March is here and Tourney Time begins in a little over a week. According to a report by employment consulting firm Challenger, Gray and Christmas released this week, companies should expect to see a dip in productivity, particularly during the first week of the tournaments.
“There are distractions every day at the office, but the first week of the annual men’s college basketball tournament is particularly hazardous to workplace productivity. While March Madness distractions may not alter the nation’s quarterly GDP numbers, you can be assured that department managers and network administrators notice the effect on work output and company-wide internet speeds,” said John A. Challenger, chief executive officer of Challenger, Gray & Christmas.
The report goes on to cite a 2012 MSN survey reporting that 56 percent of workers devote over an hour of each workday to following the NCAA Tournament. However, rather than banning office pools or online streaming, Challenger suggests using this time to build employee engagement and morale.

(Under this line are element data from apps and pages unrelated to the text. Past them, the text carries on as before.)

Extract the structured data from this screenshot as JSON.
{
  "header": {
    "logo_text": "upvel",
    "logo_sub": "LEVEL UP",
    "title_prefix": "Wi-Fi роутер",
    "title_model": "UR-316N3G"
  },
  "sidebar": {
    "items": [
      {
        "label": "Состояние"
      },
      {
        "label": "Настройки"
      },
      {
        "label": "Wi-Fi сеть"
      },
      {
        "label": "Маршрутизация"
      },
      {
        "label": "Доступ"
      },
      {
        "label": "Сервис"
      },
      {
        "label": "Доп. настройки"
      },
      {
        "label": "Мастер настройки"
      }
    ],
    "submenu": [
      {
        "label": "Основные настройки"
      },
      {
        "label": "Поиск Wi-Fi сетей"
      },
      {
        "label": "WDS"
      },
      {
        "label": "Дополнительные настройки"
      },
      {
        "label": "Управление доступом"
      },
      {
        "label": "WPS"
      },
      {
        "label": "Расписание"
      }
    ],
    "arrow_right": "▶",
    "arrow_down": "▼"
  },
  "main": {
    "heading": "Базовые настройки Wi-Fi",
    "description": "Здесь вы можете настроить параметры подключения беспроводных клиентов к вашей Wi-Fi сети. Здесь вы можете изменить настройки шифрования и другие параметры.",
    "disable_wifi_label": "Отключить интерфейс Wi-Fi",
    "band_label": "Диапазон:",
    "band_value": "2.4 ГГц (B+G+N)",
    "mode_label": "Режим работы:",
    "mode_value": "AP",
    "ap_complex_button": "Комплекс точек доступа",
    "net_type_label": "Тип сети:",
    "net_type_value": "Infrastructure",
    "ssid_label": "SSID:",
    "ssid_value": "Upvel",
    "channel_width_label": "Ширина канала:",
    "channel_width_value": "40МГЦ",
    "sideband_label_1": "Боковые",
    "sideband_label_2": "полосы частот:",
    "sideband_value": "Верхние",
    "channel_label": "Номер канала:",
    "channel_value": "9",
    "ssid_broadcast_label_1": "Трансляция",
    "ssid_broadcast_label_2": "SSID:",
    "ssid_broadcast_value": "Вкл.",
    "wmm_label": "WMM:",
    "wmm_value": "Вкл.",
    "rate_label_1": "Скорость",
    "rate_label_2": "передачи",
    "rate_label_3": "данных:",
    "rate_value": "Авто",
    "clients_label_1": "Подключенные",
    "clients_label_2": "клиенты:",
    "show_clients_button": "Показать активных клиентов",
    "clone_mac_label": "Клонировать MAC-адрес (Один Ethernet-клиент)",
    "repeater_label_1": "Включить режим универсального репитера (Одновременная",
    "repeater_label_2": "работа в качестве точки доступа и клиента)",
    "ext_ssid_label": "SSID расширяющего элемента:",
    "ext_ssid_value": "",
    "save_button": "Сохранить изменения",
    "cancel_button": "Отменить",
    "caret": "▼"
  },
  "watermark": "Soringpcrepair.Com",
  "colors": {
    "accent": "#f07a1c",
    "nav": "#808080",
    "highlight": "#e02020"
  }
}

“Department managers may notice that their workers are more distracted and the IT department may notice the loss of bandwidth. However, at the end of the day, it is unlikely that a few days of March Madness distraction will impact the company’s bottom line. Taking a hardline on office pools and online streaming, on the other hand, could have a dramatic impact on the bottom line, if it leads to increased turnover or causes employees to become disengaged, which will not only lower work both the quantity and quality of work output,” said Challenger. “Instead, employers may want to seek ways to use March Madness as a tool to increase employee engagement. Promoting a company-wide office pool that is free to enter, for example, could help boost camaraderie and encourage interaction among co-workers who may not typically cross paths. Relax dress codes and allow workers to wear sweatshirts and t-shirts in support of their favorite team,” he suggested.